Bloom Description: The inconspicuous male and female parts are found on separate flowers(unisexual), but both exist on the same branch and individual plant (monecious). Young cones are purple. Mature cones sit erect on branches.
Growth Habit & Shape: An evergreen tree with narrow pyramidal or conical form and a spire-like crown.
Soil Preferences: Prefers cool, humusy, slightly acidic, and moist soils. According to the USDA PLANTS fact sheet for this specites: "The soils on which balsam fir grows range from silt loams developed from lake deposits to stony loams derived from glacial till. Fir will grow, but comparatively slowly, on gravelly sands and in peat bogs. It grows on soils of pH ranging from 4.0 to 6.0. "
Root Description: Though seedlings root deeply in the early stages, mature balsam fir are generally shallow-rooted relative to their height, making them susceptible to wind-throw. The lateral roots are usually well-developed, and extend horizontally to 5 or more feet from the base.
Garden Uses: Ornamental specimen tree, windbreaks, and evergreen screening in consistently moist soils.
Best Management & Maintenance: Keep well-watered during drought years.

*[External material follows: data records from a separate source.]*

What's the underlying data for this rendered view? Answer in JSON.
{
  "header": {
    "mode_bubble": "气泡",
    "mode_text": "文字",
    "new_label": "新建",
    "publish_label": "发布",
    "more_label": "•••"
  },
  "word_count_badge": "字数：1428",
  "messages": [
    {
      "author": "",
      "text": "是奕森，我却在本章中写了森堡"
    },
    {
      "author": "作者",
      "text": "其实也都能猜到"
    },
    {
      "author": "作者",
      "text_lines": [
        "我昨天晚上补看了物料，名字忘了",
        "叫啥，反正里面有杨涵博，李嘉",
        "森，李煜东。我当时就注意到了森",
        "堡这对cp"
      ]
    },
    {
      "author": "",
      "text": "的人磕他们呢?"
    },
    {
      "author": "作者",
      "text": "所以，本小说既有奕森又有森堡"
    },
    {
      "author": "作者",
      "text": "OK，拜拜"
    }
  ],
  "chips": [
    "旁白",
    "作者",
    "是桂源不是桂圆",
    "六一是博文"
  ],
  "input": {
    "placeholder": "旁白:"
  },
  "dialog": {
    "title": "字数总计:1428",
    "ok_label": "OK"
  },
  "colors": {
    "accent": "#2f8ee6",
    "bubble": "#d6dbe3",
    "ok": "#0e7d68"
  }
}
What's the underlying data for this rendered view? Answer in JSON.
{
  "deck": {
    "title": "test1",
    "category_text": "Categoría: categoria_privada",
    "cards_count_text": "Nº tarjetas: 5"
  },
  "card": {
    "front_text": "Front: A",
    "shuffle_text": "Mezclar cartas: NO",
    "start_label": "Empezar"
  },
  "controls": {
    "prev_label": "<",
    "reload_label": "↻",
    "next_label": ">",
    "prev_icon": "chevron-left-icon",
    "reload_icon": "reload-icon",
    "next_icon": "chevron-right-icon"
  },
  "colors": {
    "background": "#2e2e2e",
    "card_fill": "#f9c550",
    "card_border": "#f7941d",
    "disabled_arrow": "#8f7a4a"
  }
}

Common Problems: No serious problems when planted as a landscape plant (rather than in pure or mixed stands in forest settings, or in siviculture settings, where it is susceptible to dieoff because of spruce budworm epidemics).. This tree is intolerant of urban settings.
Ornamental Value: Balsam fir is a sumptuous evergreen with distinctive, upright cones and aromatic branches and needles year round.
Wildlife Benefits: Provides cover for birds, snowshoe hare, and other small mammals. Songbirds and squirrels forage on the seeds, and deer and moose browse the foliage. Host plant for 114 species of moth and butterfly larvae including: apple sphinx, fringed looper, imperial moth, Io moth, whitemarked tussock moth and more.
Other Practical/Environmental Benefits: Provides screening, shade, and wind protection.
Use in place of: Picea abies (Norway spruce)
Found in cold, moist climates in upland and lowland forests, swamps, and wetland edges thoughout the northeastern US and Canada. This is a dominant tree species in boreal forests.
Response to Disturbance: Balsam fir is considered a sub-climax species in New England and a climax species further North in Canada, where it can be found and pure and mixed stands. The species reacts poorly to soil disturbance and wind, given its shallow root system, and is highly intolerant of drought. This plant does well in minimally-dynamic forest ecosystems, where it may be protected by other, taller tree species or others of its own. Young trees tolerate quite a bit of shade and deer or moose browse, though this may come at the expense of height. Individuals begin to regularly produce seed in their 20th to 30th years, though germination rates tend to be low, and seed viability does not persist for more than one year.
Native State Distributions:
Canada: AB, LB, MB, NB, NF, NS, NU, ON, PE, QC, SK
USA: CT, MA, ME, MI, MN, NH, NJ, NY, OH, PA, RI, VT, WI
Wetland indicator status: FAC
- USDA PLANTS database
- Missouri Botanical Garden Plant Finder
- Burns, R., Honkala, B., & [Technical coordinators]. (1990). Silvics of North America: Volume 1. Conifers.
- Uchytil, Ronald J. 1991. Abies balsamea. In: Fire Effects Information System, [Online]. U.S. Department of Agriculture, Forest Service, Rocky Mountain Research Station, Fire Sciences Laboratory (Producer).
- NatureServe. 2020. NatureServe Explorer: An online encyclopedia of life [web application]. Version 7.2. NatureServe, Arlington, Virginia.
- National Wildlife Federation Native Plant Finder
- Anna Fialkoff, personal communication
Return to Top